What is expected: Whatever the lines below say, output them exactly.

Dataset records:
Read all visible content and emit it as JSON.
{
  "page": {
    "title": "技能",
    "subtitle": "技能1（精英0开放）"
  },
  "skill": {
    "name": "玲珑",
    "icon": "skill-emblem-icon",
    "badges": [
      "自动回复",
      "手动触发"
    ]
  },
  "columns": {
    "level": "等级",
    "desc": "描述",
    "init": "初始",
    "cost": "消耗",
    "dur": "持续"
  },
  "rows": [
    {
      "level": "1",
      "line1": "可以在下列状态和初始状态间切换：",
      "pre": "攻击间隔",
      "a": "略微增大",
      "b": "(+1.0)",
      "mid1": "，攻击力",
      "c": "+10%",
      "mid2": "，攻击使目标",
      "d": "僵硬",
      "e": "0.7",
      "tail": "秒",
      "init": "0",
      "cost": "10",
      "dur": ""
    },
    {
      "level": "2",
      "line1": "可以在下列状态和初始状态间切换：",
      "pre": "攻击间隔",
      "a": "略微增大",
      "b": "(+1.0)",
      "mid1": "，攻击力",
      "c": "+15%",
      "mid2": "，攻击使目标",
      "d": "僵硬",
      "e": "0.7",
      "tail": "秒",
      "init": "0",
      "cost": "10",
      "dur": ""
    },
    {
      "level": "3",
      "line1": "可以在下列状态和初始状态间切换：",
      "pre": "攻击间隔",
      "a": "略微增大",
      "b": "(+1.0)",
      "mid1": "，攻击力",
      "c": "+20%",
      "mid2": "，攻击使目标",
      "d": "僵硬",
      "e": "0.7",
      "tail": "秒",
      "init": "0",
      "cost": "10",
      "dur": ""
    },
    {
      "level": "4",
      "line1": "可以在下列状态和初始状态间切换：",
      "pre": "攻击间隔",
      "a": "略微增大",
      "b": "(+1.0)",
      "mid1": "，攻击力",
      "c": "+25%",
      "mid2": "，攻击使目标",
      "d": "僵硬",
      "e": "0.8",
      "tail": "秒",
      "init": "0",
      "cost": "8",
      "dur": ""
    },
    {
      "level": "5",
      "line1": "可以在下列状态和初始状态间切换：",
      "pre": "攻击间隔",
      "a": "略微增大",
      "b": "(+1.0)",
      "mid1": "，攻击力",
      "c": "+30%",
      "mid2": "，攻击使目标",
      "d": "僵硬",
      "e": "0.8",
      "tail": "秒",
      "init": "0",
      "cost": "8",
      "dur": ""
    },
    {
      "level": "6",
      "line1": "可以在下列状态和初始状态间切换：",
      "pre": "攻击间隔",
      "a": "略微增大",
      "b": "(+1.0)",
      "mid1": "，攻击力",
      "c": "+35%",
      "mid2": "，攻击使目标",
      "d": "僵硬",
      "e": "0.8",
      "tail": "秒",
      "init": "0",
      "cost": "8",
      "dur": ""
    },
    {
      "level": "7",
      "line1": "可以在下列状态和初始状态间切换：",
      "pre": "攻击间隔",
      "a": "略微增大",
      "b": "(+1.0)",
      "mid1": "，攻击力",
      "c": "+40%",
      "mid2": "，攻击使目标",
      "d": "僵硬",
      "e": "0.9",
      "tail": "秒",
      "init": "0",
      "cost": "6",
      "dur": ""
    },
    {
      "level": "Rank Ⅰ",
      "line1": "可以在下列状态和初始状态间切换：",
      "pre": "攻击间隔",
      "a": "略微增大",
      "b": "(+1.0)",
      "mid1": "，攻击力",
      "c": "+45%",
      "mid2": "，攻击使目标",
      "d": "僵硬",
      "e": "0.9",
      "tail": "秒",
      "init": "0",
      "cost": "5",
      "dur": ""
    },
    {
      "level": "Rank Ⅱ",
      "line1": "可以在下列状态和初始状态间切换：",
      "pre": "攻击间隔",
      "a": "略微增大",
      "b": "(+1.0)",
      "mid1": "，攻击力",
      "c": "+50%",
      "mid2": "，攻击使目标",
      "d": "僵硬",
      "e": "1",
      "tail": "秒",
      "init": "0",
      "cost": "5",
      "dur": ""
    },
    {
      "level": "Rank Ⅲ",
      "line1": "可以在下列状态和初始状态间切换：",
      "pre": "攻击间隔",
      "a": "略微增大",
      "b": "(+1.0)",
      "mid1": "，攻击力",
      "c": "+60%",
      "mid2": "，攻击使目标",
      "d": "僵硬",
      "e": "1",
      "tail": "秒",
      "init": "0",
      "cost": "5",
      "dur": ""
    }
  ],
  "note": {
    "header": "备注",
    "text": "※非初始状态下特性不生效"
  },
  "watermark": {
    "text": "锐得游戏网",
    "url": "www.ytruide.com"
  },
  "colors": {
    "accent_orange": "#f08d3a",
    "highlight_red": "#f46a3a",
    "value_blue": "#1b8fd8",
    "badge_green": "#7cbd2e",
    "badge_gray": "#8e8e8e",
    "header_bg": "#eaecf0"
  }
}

Answer:
Read all visible content and emit it as JSON.
{
  "page": {
    "title": "技能",
    "subtitle": "技能1（精英0开放）"
  },
  "skill": {
    "name": "玲珑",
    "icon": "skill-emblem-icon",
    "badges": [
      "自动回复",
      "手动触发"
    ]
  },
  "columns": {
    "level": "等级",
    "desc": "描述",
    "init": "初始",
    "cost": "消耗",
    "dur": "持续"
  },
  "rows": [
    {
      "level": "1",
      "line1": "可以在下列状态和初始状态间切换：",
      "pre": "攻击间隔",
      "a": "略微增大",
      "b": "(+1.0)",
      "mid1": "，攻击力",
      "c": "+10%",
      "mid2": "，攻击使目标",
      "d": "僵硬",
      "e": "0.7",
      "tail": "秒",
      "init": "0",
      "cost": "10",
      "dur": ""
    },
    {
      "level": "2",
      "line1": "可以在下列状态和初始状态间切换：",
      "pre": "攻击间隔",
      "a": "略微增大",
      "b": "(+1.0)",
      "mid1": "，攻击力",
      "c": "+15%",
      "mid2": "，攻击使目标",
      "d": "僵硬",
      "e": "0.7",
      "tail": "秒",
      "init": "0",
      "cost": "10",
      "dur": ""
    },
    {
      "level": "3",
      "line1": "可以在下列状态和初始状态间切换：",
      "pre": "攻击间隔",
      "a": "略微增大",
      "b": "(+1.0)",
      "mid1": "，攻击力",
      "c": "+20%",
      "mid2": "，攻击使目标",
      "d": "僵硬",
      "e": "0.7",
      "tail": "秒",
      "init": "0",
      "cost": "10",
      "dur": ""
    },
    {
      "level": "4",
      "line1": "可以在下列状态和初始状态间切换：",
      "pre": "攻击间隔",
      "a": "略微增大",
      "b": "(+1.0)",
      "mid1": "，攻击力",
      "c": "+25%",
      "mid2": "，攻击使目标",
      "d": "僵硬",
      "e": "0.8",
      "tail": "秒",
      "init": "0",
      "cost": "8",
      "dur": ""
    },
    {
      "level": "5",
      "line1": "可以在下列状态和初始状态间切换：",
      "pre": "攻击间隔",
      "a": "略微增大",
      "b": "(+1.0)",
      "mid1": "，攻击力",
      "c": "+30%",
      "mid2": "，攻击使目标",
      "d": "僵硬",
      "e": "0.8",
      "tail": "秒",
      "init": "0",
      "cost": "8",
      "dur": ""
    },
    {
      "level": "6",
      "line1": "可以在下列状态和初始状态间切换：",
      "pre": "攻击间隔",
      "a": "略微增大",
      "b": "(+1.0)",
      "mid1": "，攻击力",
      "c": "+35%",
      "mid2": "，攻击使目标",
      "d": "僵硬",
      "e": "0.8",
      "tail": "秒",
      "init": "0",
      "cost": "8",
      "dur": ""
    },
    {
      "level": "7",
      "line1": "可以在下列状态和初始状态间切换：",
      "pre": "攻击间隔",
      "a": "略微增大",
      "b": "(+1.0)",
      "mid1": "，攻击力",
      "c": "+40%",
      "mid2": "，攻击使目标",
      "d": "僵硬",
      "e": "0.9",
      "tail": "秒",
      "init": "0",
      "cost": "6",
      "dur": ""
    },
    {
      "level": "Rank Ⅰ",
      "line1": "可以在下列状态和初始状态间切换：",
      "pre": "攻击间隔",
      "a": "略微增大",
      "b": "(+1.0)",
      "mid1": "，攻击力",
      "c": "+45%",
      "mid2": "，攻击使目标",
      "d": "僵硬",
      "e": "0.9",
      "tail": "秒",
      "init": "0",
      "cost": "5",
      "dur": ""
    },
    {
      "level": "Rank Ⅱ",
      "line1": "可以在下列状态和初始状态间切换：",
      "pre": "攻击间隔",
      "a": "略微增大",
      "b": "(+1.0)",
      "mid1": "，攻击力",
      "c": "+50%",
      "mid2": "，攻击使目标",
      "d": "僵硬",
      "e": "1",
      "tail": "秒",
      "init": "0",
      "cost": "5",
      "dur": ""
    },
    {
      "level": "Rank Ⅲ",
      "line1": "可以在下列状态和初始状态间切换：",
      "pre": "攻击间隔",
      "a": "略微增大",
      "b": "(+1.0)",
      "mid1": "，攻击力",
      "c": "+60%",
      "mid2": "，攻击使目标",
      "d": "僵硬",
      "e": "1",
      "tail": "秒",
      "init": "0",
      "cost": "5",
      "dur": ""
    }
  ],
  "note": {
    "header": "备注",
    "text": "※非初始状态下特性不生效"
  },
  "watermark": {
    "text": "锐得游戏网",
    "url": "www.ytruide.com"
  },
  "colors": {
    "accent_orange": "#f08d3a",
    "highlight_red": "#f46a3a",
    "value_blue": "#1b8fd8",
    "badge_green": "#7cbd2e",
    "badge_gray": "#8e8e8e",
    "header_bg": "#eaecf0"
  }
}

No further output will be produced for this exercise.